Charles Ranhofer, the son of a restrauteur and the grandson of a chef, goes down in the annals of great chefs as the first French chef to bring the grandeur of his country’s cuisine to America. Noted primarily as the head chef of New York City’s famed Delmonico’s restaurant, Ranhofer ran its kitchens for nearly 34 years. Serving such luminaries as President Andrew Johnson, President U.S. Grant, Charles Dickens, and a host of foreign dignitaries, Ranhofer created such culinary distinctions as Lobster Newburg and Baked Alaska, among many others. He also wrote “one of the most complete treatises of its kind,” according to the New York Times in praise of his book, The Epicurean, published in 1894.

A discourse on famous historical chefs would not be complete without the inclusion of one of the most gifted chefs of all time: an American woman named Julia Child. Born to a prominent California family, Child did not begin to cook until the age of 34. It was after she moved with her husband to France that she had her grand epiphany: Good food is more than roast beef and mashed potatoes. She flung herself headlong into an education at the esteemed Cordon Bleu cooking school in Paris and later wrote mastering the Art of French Cooking with two partners. Child went on to become the first “celebrity chef” with more books, television programs, newspaper columns, and magazine articles. She brought exquisite French cuisine to America as much with her “have-a-good-time” attitude toward cooking as she did with her talent and expertise.

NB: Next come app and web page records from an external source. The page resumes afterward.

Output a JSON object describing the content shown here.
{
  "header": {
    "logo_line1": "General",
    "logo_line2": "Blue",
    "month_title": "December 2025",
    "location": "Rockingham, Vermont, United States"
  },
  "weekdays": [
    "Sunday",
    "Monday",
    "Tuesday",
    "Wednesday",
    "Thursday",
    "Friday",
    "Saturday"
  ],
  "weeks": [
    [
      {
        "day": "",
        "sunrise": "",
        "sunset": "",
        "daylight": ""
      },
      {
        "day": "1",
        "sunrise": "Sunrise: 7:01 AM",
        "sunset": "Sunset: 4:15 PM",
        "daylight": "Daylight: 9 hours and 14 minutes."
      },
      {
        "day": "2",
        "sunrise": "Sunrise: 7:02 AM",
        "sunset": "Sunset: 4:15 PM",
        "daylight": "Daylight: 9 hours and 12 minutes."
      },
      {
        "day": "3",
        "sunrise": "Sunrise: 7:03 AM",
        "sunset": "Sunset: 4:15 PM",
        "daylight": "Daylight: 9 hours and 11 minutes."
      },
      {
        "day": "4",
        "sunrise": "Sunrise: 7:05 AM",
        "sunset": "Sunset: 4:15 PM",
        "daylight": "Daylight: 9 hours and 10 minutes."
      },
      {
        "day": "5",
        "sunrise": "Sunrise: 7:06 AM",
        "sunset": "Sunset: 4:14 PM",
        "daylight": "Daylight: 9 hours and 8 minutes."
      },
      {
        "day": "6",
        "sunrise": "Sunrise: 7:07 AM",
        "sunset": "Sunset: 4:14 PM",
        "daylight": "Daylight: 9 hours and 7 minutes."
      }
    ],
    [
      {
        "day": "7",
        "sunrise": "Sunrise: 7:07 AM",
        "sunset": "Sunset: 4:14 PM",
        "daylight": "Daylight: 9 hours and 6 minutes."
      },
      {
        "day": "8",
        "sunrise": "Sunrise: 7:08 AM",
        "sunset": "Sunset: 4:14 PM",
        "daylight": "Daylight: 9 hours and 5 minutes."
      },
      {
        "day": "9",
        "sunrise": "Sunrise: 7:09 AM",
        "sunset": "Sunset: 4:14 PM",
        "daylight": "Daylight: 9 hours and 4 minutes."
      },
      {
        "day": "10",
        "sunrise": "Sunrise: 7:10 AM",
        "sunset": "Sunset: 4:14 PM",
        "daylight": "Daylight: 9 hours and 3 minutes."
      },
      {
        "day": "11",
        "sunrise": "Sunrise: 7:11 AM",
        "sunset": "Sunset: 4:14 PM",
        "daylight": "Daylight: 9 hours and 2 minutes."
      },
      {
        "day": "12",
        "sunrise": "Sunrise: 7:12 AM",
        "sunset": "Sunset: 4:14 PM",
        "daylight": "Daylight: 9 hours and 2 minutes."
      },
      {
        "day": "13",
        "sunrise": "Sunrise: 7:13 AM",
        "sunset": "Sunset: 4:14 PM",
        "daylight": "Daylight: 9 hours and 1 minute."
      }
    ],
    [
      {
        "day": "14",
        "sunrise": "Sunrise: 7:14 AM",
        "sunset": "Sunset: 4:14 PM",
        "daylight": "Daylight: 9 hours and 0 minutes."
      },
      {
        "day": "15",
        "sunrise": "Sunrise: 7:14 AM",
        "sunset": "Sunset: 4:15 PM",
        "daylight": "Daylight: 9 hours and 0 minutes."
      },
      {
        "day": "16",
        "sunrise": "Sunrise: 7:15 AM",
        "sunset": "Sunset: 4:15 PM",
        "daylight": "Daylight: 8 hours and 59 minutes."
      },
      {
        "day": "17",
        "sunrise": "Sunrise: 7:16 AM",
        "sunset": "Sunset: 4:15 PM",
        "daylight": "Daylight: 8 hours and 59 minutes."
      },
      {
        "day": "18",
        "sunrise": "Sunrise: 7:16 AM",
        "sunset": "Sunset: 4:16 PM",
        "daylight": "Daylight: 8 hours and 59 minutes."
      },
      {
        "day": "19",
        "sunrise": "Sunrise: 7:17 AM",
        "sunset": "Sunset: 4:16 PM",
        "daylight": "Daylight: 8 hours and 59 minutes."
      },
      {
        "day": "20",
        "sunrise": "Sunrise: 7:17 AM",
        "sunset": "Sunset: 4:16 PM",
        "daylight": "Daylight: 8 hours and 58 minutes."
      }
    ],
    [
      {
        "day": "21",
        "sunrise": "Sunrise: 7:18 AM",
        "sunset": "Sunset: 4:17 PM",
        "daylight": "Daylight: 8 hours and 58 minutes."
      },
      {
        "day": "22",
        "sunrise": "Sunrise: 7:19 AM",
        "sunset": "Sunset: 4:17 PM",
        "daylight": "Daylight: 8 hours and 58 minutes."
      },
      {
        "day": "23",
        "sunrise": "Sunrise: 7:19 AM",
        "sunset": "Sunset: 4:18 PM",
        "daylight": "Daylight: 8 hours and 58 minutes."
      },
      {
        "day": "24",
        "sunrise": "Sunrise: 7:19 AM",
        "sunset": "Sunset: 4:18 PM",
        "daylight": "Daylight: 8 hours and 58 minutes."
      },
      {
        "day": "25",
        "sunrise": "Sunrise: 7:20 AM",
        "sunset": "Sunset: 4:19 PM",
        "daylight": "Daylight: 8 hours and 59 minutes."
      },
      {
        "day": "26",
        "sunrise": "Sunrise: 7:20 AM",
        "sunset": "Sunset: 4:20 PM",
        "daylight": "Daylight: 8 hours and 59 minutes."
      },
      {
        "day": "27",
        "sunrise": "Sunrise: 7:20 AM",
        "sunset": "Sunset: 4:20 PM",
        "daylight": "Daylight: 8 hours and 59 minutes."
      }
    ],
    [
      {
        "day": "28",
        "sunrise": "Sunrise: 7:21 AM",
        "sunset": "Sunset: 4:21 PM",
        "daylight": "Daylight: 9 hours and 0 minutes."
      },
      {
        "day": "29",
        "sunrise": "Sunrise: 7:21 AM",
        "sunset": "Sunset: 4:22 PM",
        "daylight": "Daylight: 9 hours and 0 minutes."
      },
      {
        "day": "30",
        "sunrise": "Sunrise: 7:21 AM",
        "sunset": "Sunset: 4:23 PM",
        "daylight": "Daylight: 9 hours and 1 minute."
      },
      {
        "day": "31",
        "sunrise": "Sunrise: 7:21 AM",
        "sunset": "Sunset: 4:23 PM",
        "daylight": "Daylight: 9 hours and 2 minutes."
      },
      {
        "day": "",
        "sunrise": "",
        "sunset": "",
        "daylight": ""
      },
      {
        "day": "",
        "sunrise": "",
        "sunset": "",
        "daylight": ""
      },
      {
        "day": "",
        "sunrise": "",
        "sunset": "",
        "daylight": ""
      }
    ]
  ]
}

To all these great chefs, we owe a debt for their giftedness and tireless contributions that have truly turned cooking into an art form.

It does make one wonder, however, if ever the temptation arose with any of them to ever dine secretly on a lowly peanut butter and jelly sandwich or to toast the evening with Kool-Aid and crackers. We’ll never know, but we’ll surely speculate – as we take another bite of quiche Lorraine.

Reprinted with permission from Author Keith Londrie II

Please take a moment to send us some feedback on this Blog Post.

For a great selection of Chef Coats, Chef Pants, Chef Shirts, & Chef Aprons, please visit: www.chefuniforms.com

%d bloggers like this: